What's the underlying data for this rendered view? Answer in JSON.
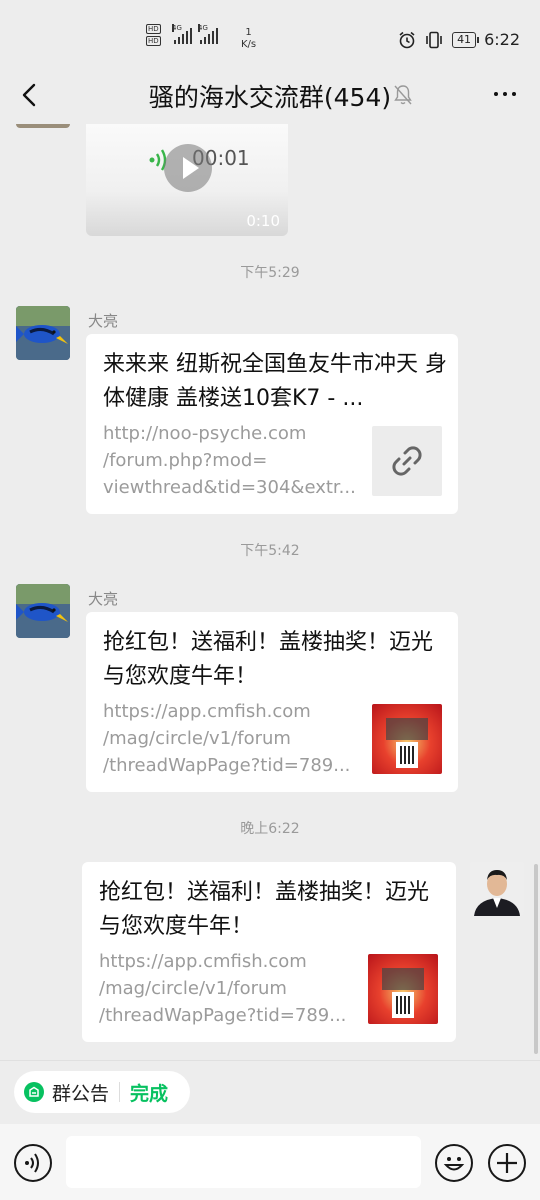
{
  "status_bar": {
    "hd1": "HD",
    "hd2": "HD",
    "net1": "4G",
    "net2": "4G",
    "speed_value": "1",
    "speed_unit": "K/s",
    "battery": "41",
    "time": "6:22"
  },
  "header": {
    "title": "骚的海水交流群(454)"
  },
  "messages": {
    "video": {
      "recording_time": "00:01",
      "duration": "0:10"
    },
    "time1": "下午5:29",
    "msg1": {
      "sender": "大亮",
      "title": "来来来 纽斯祝全国鱼友牛市冲天 身体健康 盖楼送10套K7 - ...",
      "url_lines": [
        "http://noo-psyche.com",
        "/forum.php?mod=",
        "viewthread&tid=304&extr..."
      ]
    },
    "time2": "下午5:42",
    "msg2": {
      "sender": "大亮",
      "title": "抢红包！送福利！盖楼抽奖！迈光与您欢度牛年！",
      "url_lines": [
        "https://app.cmfish.com",
        "/mag/circle/v1/forum",
        "/threadWapPage?tid=789..."
      ]
    },
    "time3": "晚上6:22",
    "msg3": {
      "title": "抢红包！送福利！盖楼抽奖！迈光与您欢度牛年！",
      "url_lines": [
        "https://app.cmfish.com",
        "/mag/circle/v1/forum",
        "/threadWapPage?tid=789..."
      ]
    }
  },
  "notice_bar": {
    "label": "群公告",
    "done": "完成"
  },
  "colors": {
    "accent": "#07c160",
    "background": "#ededed",
    "card": "#ffffff"
  }
}
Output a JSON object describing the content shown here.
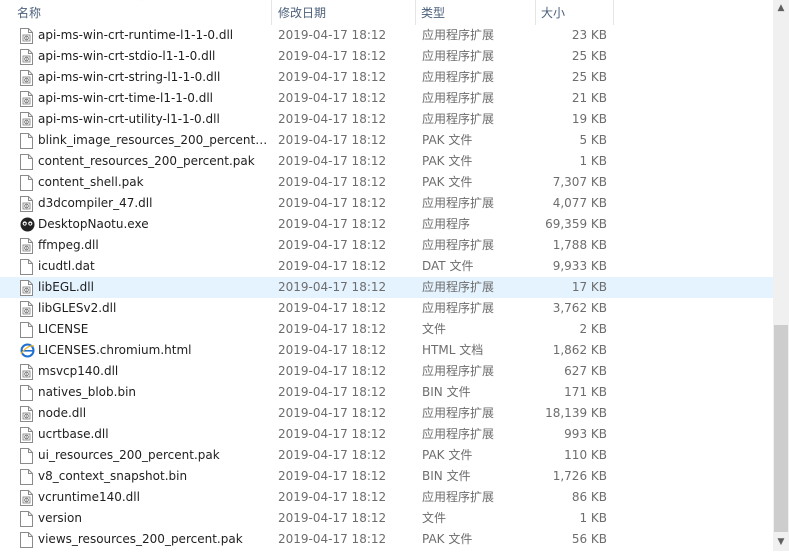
{
  "columns": {
    "name": "名称",
    "date": "修改日期",
    "type": "类型",
    "size": "大小"
  },
  "rows": [
    {
      "name": "api-ms-win-crt-runtime-l1-1-0.dll",
      "date": "2019-04-17 18:12",
      "type": "应用程序扩展",
      "size": "23 KB",
      "icon": "dll"
    },
    {
      "name": "api-ms-win-crt-stdio-l1-1-0.dll",
      "date": "2019-04-17 18:12",
      "type": "应用程序扩展",
      "size": "25 KB",
      "icon": "dll"
    },
    {
      "name": "api-ms-win-crt-string-l1-1-0.dll",
      "date": "2019-04-17 18:12",
      "type": "应用程序扩展",
      "size": "25 KB",
      "icon": "dll"
    },
    {
      "name": "api-ms-win-crt-time-l1-1-0.dll",
      "date": "2019-04-17 18:12",
      "type": "应用程序扩展",
      "size": "21 KB",
      "icon": "dll"
    },
    {
      "name": "api-ms-win-crt-utility-l1-1-0.dll",
      "date": "2019-04-17 18:12",
      "type": "应用程序扩展",
      "size": "19 KB",
      "icon": "dll"
    },
    {
      "name": "blink_image_resources_200_percent.p...",
      "date": "2019-04-17 18:12",
      "type": "PAK 文件",
      "size": "5 KB",
      "icon": "file"
    },
    {
      "name": "content_resources_200_percent.pak",
      "date": "2019-04-17 18:12",
      "type": "PAK 文件",
      "size": "1 KB",
      "icon": "file"
    },
    {
      "name": "content_shell.pak",
      "date": "2019-04-17 18:12",
      "type": "PAK 文件",
      "size": "7,307 KB",
      "icon": "file"
    },
    {
      "name": "d3dcompiler_47.dll",
      "date": "2019-04-17 18:12",
      "type": "应用程序扩展",
      "size": "4,077 KB",
      "icon": "dll"
    },
    {
      "name": "DesktopNaotu.exe",
      "date": "2019-04-17 18:12",
      "type": "应用程序",
      "size": "69,359 KB",
      "icon": "exe"
    },
    {
      "name": "ffmpeg.dll",
      "date": "2019-04-17 18:12",
      "type": "应用程序扩展",
      "size": "1,788 KB",
      "icon": "dll"
    },
    {
      "name": "icudtl.dat",
      "date": "2019-04-17 18:12",
      "type": "DAT 文件",
      "size": "9,933 KB",
      "icon": "file"
    },
    {
      "name": "libEGL.dll",
      "date": "2019-04-17 18:12",
      "type": "应用程序扩展",
      "size": "17 KB",
      "icon": "dll",
      "selected": true
    },
    {
      "name": "libGLESv2.dll",
      "date": "2019-04-17 18:12",
      "type": "应用程序扩展",
      "size": "3,762 KB",
      "icon": "dll"
    },
    {
      "name": "LICENSE",
      "date": "2019-04-17 18:12",
      "type": "文件",
      "size": "2 KB",
      "icon": "file"
    },
    {
      "name": "LICENSES.chromium.html",
      "date": "2019-04-17 18:12",
      "type": "HTML 文档",
      "size": "1,862 KB",
      "icon": "html"
    },
    {
      "name": "msvcp140.dll",
      "date": "2019-04-17 18:12",
      "type": "应用程序扩展",
      "size": "627 KB",
      "icon": "dll"
    },
    {
      "name": "natives_blob.bin",
      "date": "2019-04-17 18:12",
      "type": "BIN 文件",
      "size": "171 KB",
      "icon": "file"
    },
    {
      "name": "node.dll",
      "date": "2019-04-17 18:12",
      "type": "应用程序扩展",
      "size": "18,139 KB",
      "icon": "dll"
    },
    {
      "name": "ucrtbase.dll",
      "date": "2019-04-17 18:12",
      "type": "应用程序扩展",
      "size": "993 KB",
      "icon": "dll"
    },
    {
      "name": "ui_resources_200_percent.pak",
      "date": "2019-04-17 18:12",
      "type": "PAK 文件",
      "size": "110 KB",
      "icon": "file"
    },
    {
      "name": "v8_context_snapshot.bin",
      "date": "2019-04-17 18:12",
      "type": "BIN 文件",
      "size": "1,726 KB",
      "icon": "file"
    },
    {
      "name": "vcruntime140.dll",
      "date": "2019-04-17 18:12",
      "type": "应用程序扩展",
      "size": "86 KB",
      "icon": "dll"
    },
    {
      "name": "version",
      "date": "2019-04-17 18:12",
      "type": "文件",
      "size": "1 KB",
      "icon": "file"
    },
    {
      "name": "views_resources_200_percent.pak",
      "date": "2019-04-17 18:12",
      "type": "PAK 文件",
      "size": "56 KB",
      "icon": "file"
    }
  ],
  "colors": {
    "selected_row": "#e5f3ff",
    "header_text": "#4c607a",
    "meta_text": "#6d6d6d"
  }
}
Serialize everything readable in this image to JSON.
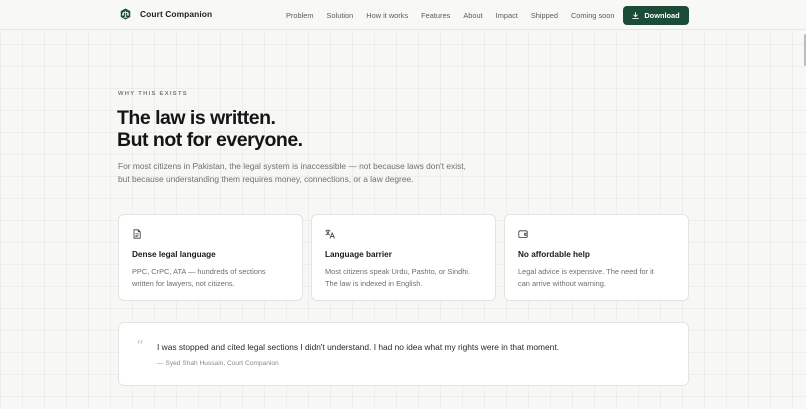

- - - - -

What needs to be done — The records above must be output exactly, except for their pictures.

Task response —
What's the underlying data for this rendered view? Answer in JSON.
{
  "status_bar": {
    "hd1": "HD",
    "hd2": "HD",
    "net1": "4G",
    "net2": "4G",
    "speed_value": "1",
    "speed_unit": "K/s",
    "battery": "41",
    "time": "6:22"
  },
  "header": {
    "title": "骚的海水交流群(454)"
  },
  "messages": {
    "video": {
      "recording_time": "00:01",
      "duration": "0:10"
    },
    "time1": "下午5:29",
    "msg1": {
      "sender": "大亮",
      "title": "来来来 纽斯祝全国鱼友牛市冲天 身体健康 盖楼送10套K7 - ...",
      "url_lines": [
        "http://noo-psyche.com",
        "/forum.php?mod=",
        "viewthread&tid=304&extr..."
      ]
    },
    "time2": "下午5:42",
    "msg2": {
      "sender": "大亮",
      "title": "抢红包！送福利！盖楼抽奖！迈光与您欢度牛年！",
      "url_lines": [
        "https://app.cmfish.com",
        "/mag/circle/v1/forum",
        "/threadWapPage?tid=789..."
      ]
    },
    "time3": "晚上6:22",
    "msg3": {
      "title": "抢红包！送福利！盖楼抽奖！迈光与您欢度牛年！",
      "url_lines": [
        "https://app.cmfish.com",
        "/mag/circle/v1/forum",
        "/threadWapPage?tid=789..."
      ]
    }
  },
  "notice_bar": {
    "label": "群公告",
    "done": "完成"
  },
  "colors": {
    "accent": "#07c160",
    "background": "#ededed",
    "card": "#ffffff"
  }
}
Output a JSON object describing the content shown here.
{
  "columns": {
    "name": "名称",
    "date": "修改日期",
    "type": "类型",
    "size": "大小"
  },
  "rows": [
    {
      "name": "api-ms-win-crt-runtime-l1-1-0.dll",
      "date": "2019-04-17 18:12",
      "type": "应用程序扩展",
      "size": "23 KB",
      "icon": "dll"
    },
    {
      "name": "api-ms-win-crt-stdio-l1-1-0.dll",
      "date": "2019-04-17 18:12",
      "type": "应用程序扩展",
      "size": "25 KB",
      "icon": "dll"
    },
    {
      "name": "api-ms-win-crt-string-l1-1-0.dll",
      "date": "2019-04-17 18:12",
      "type": "应用程序扩展",
      "size": "25 KB",
      "icon": "dll"
    },
    {
      "name": "api-ms-win-crt-time-l1-1-0.dll",
      "date": "2019-04-17 18:12",
      "type": "应用程序扩展",
      "size": "21 KB",
      "icon": "dll"
    },
    {
      "name": "api-ms-win-crt-utility-l1-1-0.dll",
      "date": "2019-04-17 18:12",
      "type": "应用程序扩展",
      "size": "19 KB",
      "icon": "dll"
    },
    {
      "name": "blink_image_resources_200_percent.p...",
      "date": "2019-04-17 18:12",
      "type": "PAK 文件",
      "size": "5 KB",
      "icon": "file"
    },
    {
      "name": "content_resources_200_percent.pak",
      "date": "2019-04-17 18:12",
      "type": "PAK 文件",
      "size": "1 KB",
      "icon": "file"
    },
    {
      "name": "content_shell.pak",
      "date": "2019-04-17 18:12",
      "type": "PAK 文件",
      "size": "7,307 KB",
      "icon": "file"
    },
    {
      "name": "d3dcompiler_47.dll",
      "date": "2019-04-17 18:12",
      "type": "应用程序扩展",
      "size": "4,077 KB",
      "icon": "dll"
    },
    {
      "name": "DesktopNaotu.exe",
      "date": "2019-04-17 18:12",
      "type": "应用程序",
      "size": "69,359 KB",
      "icon": "exe"
    },
    {
      "name": "ffmpeg.dll",
      "date": "2019-04-17 18:12",
      "type": "应用程序扩展",
      "size": "1,788 KB",
      "icon": "dll"
    },
    {
      "name": "icudtl.dat",
      "date": "2019-04-17 18:12",
      "type": "DAT 文件",
      "size": "9,933 KB",
      "icon": "file"
    },
    {
      "name": "libEGL.dll",
      "date": "2019-04-17 18:12",
      "type": "应用程序扩展",
      "size": "17 KB",
      "icon": "dll",
      "selected": true
    },
    {
      "name": "libGLESv2.dll",
      "date": "2019-04-17 18:12",
      "type": "应用程序扩展",
      "size": "3,762 KB",
      "icon": "dll"
    },
    {
      "name": "LICENSE",
      "date": "2019-04-17 18:12",
      "type": "文件",
      "size": "2 KB",
      "icon": "file"
    },
    {
      "name": "LICENSES.chromium.html",
      "date": "2019-04-17 18:12",
      "type": "HTML 文档",
      "size": "1,862 KB",
      "icon": "html"
    },
    {
      "name": "msvcp140.dll",
      "date": "2019-04-17 18:12",
      "type": "应用程序扩展",
      "size": "627 KB",
      "icon": "dll"
    },
    {
      "name": "natives_blob.bin",
      "date": "2019-04-17 18:12",
      "type": "BIN 文件",
      "size": "171 KB",
      "icon": "file"
    },
    {
      "name": "node.dll",
      "date": "2019-04-17 18:12",
      "type": "应用程序扩展",
      "size": "18,139 KB",
      "icon": "dll"
    },
    {
      "name": "ucrtbase.dll",
      "date": "2019-04-17 18:12",
      "type": "应用程序扩展",
      "size": "993 KB",
      "icon": "dll"
    },
    {
      "name": "ui_resources_200_percent.pak",
      "date": "2019-04-17 18:12",
      "type": "PAK 文件",
      "size": "110 KB",
      "icon": "file"
    },
    {
      "name": "v8_context_snapshot.bin",
      "date": "2019-04-17 18:12",
      "type": "BIN 文件",
      "size": "1,726 KB",
      "icon": "file"
    },
    {
      "name": "vcruntime140.dll",
      "date": "2019-04-17 18:12",
      "type": "应用程序扩展",
      "size": "86 KB",
      "icon": "dll"
    },
    {
      "name": "version",
      "date": "2019-04-17 18:12",
      "type": "文件",
      "size": "1 KB",
      "icon": "file"
    },
    {
      "name": "views_resources_200_percent.pak",
      "date": "2019-04-17 18:12",
      "type": "PAK 文件",
      "size": "56 KB",
      "icon": "file"
    }
  ],
  "colors": {
    "selected_row": "#e5f3ff",
    "header_text": "#4c607a",
    "meta_text": "#6d6d6d"
  }
}
Serialize everything readable in this image to JSON.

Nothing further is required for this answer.